In my own collegiate years, I used a variety of contraptions I’d never heard of before: a bone-growth stimulating machine, high-powered ultrasound, an automatic pressurized ankle boot, and a pocket-sized electric stimulation machine. I had customized orthotics, mouth guards, braces and one very confusing shoulder sling … custom made, of course.
Physically, I was more than taken care of, and I have no doubt that each one of those elaborate and costly contraptions helped me a great deal. I’m grateful for that. But psychologically, I had few resources to turn to when I was injured.
Teammates, coaches and trainers...
"Be mentally tough. Concentrate. You aren’t focusing. Get your mind right."
Everyone loves to TALK about mental game issues. Coaches, athletes, fans, media. Everyone wants to comment about the mental game aspects that are necessary for peak performance. But very few people actually know how to cultivate the mental skills that lead to enhanced performance.
We don’t expect to tell an athlete to get stronger, lose weight, shoot better, jump higher, get in better shape without telling them HOW to get there. If a coach tells an athlete that they need to get stronger to play better, they also point them to the strength coach so they have exercises to improve their strength. They just don’t tell them WHAT they need, they tell them HOW to get it.
But when it comes to mental skills, we assume everyone should get them (by magic?) or have them already (but deliberately don’t use them?). Everyone seems surprised when mental improvement isn’t automatic or blames the...

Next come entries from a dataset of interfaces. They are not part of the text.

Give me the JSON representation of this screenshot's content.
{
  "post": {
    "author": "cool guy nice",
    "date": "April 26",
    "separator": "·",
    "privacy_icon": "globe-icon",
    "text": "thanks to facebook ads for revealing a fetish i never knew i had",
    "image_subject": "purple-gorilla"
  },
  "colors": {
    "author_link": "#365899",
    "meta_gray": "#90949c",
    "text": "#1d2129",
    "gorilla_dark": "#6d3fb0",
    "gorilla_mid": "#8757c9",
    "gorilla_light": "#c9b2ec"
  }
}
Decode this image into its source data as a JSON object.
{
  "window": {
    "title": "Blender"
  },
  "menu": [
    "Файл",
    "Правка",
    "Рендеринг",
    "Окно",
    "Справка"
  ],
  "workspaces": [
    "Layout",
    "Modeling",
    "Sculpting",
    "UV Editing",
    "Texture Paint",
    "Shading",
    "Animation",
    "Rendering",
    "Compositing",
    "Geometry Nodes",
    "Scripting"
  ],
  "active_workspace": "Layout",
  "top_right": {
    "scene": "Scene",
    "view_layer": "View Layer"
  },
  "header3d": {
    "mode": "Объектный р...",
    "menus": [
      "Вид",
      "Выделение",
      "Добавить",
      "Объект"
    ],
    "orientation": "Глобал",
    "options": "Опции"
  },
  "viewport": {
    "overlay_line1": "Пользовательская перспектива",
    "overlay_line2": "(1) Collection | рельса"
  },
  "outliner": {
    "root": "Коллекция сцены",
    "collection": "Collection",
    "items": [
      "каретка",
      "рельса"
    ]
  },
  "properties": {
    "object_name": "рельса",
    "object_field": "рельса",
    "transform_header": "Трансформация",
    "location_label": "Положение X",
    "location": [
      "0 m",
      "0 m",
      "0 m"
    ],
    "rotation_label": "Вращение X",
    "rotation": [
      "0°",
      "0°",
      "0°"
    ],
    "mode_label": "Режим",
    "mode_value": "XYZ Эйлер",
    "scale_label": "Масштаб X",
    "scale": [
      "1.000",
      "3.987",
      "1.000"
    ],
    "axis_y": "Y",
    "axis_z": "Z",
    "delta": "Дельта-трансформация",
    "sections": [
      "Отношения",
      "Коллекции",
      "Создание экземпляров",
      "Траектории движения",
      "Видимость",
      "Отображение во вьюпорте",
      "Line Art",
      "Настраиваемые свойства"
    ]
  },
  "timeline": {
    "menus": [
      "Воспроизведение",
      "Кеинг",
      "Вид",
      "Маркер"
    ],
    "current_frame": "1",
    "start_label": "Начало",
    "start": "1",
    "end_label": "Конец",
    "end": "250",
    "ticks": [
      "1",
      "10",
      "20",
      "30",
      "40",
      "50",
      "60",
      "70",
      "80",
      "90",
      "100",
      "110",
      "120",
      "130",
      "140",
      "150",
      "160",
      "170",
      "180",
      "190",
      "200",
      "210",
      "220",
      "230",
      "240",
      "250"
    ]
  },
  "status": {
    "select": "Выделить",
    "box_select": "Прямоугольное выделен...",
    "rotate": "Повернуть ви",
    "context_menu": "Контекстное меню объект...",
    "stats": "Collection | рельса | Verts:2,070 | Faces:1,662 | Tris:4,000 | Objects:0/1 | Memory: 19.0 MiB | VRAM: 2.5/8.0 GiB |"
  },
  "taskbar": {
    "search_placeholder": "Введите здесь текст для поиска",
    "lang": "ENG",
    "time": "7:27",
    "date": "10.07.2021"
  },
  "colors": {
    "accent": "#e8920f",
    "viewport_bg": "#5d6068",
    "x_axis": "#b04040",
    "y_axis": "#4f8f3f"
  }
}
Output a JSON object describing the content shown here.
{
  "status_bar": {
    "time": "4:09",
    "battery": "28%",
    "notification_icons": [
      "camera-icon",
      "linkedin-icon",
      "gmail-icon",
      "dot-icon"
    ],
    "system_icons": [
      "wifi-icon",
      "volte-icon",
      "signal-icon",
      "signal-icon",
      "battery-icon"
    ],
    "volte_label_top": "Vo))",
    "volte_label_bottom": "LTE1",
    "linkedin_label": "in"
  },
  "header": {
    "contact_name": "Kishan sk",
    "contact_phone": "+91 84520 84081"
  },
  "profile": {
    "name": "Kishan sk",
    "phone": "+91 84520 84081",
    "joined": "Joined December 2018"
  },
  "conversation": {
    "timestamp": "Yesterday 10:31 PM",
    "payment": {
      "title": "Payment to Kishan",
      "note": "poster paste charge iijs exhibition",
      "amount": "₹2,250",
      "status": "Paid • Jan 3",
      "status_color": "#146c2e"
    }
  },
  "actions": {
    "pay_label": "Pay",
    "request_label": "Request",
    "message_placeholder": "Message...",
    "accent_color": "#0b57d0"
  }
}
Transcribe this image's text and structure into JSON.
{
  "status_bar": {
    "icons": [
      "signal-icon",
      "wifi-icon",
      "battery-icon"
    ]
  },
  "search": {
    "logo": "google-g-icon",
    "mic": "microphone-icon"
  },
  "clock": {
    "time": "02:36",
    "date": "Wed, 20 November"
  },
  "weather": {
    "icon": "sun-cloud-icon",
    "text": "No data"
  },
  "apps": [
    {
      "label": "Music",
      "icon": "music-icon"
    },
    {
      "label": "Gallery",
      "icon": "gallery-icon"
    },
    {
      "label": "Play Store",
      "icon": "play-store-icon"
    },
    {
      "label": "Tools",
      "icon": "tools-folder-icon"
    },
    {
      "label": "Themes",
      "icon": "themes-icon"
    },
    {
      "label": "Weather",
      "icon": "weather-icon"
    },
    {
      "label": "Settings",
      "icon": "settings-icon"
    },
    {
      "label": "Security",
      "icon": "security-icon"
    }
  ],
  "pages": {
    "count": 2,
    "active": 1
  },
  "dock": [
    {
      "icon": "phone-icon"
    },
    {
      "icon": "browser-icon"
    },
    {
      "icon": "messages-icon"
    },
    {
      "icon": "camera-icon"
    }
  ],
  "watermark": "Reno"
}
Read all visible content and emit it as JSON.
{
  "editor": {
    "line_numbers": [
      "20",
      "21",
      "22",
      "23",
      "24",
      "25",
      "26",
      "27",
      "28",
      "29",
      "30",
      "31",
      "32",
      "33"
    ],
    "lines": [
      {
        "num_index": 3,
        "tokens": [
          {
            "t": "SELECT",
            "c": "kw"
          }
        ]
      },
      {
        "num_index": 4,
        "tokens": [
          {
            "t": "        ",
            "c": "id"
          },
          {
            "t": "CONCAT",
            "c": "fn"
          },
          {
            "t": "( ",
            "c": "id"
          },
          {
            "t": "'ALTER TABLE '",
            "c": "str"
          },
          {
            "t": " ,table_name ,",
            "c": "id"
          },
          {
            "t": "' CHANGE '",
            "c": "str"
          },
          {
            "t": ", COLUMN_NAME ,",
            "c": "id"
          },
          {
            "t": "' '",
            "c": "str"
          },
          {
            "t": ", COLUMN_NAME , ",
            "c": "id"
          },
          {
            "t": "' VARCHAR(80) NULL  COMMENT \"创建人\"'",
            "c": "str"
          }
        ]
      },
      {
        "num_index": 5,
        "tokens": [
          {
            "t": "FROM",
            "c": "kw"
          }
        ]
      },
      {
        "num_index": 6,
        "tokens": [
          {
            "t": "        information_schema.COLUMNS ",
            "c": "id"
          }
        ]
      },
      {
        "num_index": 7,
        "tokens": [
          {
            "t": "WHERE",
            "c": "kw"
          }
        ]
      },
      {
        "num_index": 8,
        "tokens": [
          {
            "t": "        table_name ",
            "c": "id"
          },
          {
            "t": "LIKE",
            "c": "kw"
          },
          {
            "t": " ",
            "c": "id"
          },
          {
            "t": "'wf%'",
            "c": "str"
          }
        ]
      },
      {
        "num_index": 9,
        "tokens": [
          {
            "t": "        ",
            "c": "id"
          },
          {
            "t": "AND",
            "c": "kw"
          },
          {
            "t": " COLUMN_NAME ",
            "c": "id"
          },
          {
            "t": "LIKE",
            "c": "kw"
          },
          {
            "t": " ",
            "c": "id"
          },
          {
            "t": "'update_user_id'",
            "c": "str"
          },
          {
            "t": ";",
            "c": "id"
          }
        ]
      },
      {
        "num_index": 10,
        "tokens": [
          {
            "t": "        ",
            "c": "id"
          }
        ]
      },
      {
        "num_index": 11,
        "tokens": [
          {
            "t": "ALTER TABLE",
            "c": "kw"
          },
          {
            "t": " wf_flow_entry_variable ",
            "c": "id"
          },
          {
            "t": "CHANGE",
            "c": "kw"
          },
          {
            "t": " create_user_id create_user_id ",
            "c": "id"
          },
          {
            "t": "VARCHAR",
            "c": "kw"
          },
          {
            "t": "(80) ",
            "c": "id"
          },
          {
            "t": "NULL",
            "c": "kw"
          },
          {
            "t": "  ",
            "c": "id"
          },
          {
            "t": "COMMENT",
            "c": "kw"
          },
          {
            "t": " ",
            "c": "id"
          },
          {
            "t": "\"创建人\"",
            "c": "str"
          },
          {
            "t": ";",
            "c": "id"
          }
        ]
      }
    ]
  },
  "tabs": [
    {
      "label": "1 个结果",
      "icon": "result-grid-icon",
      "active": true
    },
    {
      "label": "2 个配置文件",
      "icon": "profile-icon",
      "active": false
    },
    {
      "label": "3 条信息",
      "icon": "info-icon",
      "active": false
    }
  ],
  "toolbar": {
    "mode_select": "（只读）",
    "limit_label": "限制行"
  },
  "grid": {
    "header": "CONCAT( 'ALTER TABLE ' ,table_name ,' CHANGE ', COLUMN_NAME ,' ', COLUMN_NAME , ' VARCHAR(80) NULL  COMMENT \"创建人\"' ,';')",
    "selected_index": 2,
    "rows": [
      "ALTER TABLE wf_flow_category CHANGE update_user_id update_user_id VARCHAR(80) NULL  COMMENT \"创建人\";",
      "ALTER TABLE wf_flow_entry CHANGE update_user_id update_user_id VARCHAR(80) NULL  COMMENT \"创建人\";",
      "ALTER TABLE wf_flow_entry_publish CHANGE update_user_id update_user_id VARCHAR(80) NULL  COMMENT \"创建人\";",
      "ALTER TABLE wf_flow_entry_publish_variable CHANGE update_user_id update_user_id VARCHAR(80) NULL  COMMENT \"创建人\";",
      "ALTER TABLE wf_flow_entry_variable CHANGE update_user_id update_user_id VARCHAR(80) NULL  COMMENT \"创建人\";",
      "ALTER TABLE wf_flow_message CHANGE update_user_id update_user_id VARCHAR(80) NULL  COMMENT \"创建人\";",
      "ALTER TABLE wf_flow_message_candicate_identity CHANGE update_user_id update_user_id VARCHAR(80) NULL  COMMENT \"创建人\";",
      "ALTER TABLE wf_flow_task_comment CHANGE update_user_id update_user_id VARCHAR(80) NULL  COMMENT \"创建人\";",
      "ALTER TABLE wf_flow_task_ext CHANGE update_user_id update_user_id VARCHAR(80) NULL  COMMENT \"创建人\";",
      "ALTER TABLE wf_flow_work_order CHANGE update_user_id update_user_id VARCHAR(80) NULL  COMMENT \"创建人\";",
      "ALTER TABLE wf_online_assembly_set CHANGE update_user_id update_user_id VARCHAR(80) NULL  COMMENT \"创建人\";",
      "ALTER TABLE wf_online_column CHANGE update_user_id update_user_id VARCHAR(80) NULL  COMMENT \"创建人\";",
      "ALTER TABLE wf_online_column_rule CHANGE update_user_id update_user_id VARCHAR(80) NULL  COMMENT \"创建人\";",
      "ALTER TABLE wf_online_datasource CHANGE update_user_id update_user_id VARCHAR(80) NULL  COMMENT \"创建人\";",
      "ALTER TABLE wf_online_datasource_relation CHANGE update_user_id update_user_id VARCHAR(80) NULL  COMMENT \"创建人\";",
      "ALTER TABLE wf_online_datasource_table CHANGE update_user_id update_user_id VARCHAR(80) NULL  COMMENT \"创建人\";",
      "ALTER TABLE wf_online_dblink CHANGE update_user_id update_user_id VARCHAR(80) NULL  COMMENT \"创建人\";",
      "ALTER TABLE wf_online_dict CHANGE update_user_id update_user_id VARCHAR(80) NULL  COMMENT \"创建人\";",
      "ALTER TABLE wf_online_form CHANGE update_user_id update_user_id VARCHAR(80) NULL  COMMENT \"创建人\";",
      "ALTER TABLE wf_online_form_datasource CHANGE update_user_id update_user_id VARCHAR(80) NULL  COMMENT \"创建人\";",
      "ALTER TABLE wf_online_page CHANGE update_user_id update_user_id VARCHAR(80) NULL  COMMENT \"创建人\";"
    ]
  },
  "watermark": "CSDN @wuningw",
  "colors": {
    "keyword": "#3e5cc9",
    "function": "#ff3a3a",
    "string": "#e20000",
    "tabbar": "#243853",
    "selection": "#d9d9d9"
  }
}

The thing about athletics is this: Everyone is watching. Whether you play professionally and on television or in your local golf tournament. Whether there are 15,000 people in the stands or 5, you are performing in public. This can add a great deal of pressure to a situation. No one really wants to let anyone else down or embarrass themselves. (Which is why public speaking is the #1 fear in America- ranked higher than death). And while that fear of embarrassment can be really uncomfortable, there actually is some biological reason for it. Our brain actually considers a ‘social death’ (i.e. complete and total embarrassment, rejection, public failure) comparable to real death because it could mean actually death. In primal terms, a ‘social death’ meant we were ostracized from the group that could protect us, the group that we depended on for survival. So some of this ‘fear’ is ingrained in us and some of it can be healthy and normal. It’s the...